• _MATERIAL FOR THE TASK_
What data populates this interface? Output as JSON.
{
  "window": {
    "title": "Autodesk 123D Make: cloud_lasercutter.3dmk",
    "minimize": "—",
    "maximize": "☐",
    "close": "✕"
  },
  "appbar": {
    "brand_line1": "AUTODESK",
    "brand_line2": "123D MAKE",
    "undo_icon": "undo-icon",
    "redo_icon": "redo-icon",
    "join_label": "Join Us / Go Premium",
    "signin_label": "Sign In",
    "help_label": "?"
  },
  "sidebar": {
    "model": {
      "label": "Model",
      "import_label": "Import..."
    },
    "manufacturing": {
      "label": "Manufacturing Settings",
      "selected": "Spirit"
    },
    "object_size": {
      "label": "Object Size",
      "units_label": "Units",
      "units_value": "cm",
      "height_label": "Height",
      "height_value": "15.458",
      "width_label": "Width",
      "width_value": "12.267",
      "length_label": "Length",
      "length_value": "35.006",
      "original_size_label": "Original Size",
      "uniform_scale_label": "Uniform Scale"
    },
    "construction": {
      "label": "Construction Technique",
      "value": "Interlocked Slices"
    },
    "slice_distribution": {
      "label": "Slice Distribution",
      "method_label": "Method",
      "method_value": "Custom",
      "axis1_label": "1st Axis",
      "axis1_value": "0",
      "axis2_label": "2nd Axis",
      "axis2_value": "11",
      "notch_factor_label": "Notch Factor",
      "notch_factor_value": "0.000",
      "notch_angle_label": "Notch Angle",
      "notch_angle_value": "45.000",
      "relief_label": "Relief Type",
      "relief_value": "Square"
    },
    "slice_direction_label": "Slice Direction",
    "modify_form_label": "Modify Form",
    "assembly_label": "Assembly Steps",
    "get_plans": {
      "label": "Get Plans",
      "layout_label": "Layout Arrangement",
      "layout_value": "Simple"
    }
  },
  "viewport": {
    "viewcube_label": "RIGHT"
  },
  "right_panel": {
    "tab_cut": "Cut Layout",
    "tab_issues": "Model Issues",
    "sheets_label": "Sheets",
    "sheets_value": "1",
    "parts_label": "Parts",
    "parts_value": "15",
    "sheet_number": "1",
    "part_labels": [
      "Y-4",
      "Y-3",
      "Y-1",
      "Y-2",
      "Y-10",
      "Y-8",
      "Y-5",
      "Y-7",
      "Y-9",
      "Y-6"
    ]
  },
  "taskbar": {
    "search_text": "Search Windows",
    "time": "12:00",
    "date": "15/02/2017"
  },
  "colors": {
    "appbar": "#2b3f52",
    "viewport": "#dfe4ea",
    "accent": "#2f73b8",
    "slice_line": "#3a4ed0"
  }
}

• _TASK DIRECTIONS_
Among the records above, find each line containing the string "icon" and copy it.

• _EXERCISE OUTPUT_
    "undo_icon": "undo-icon",
    "redo_icon": "redo-icon",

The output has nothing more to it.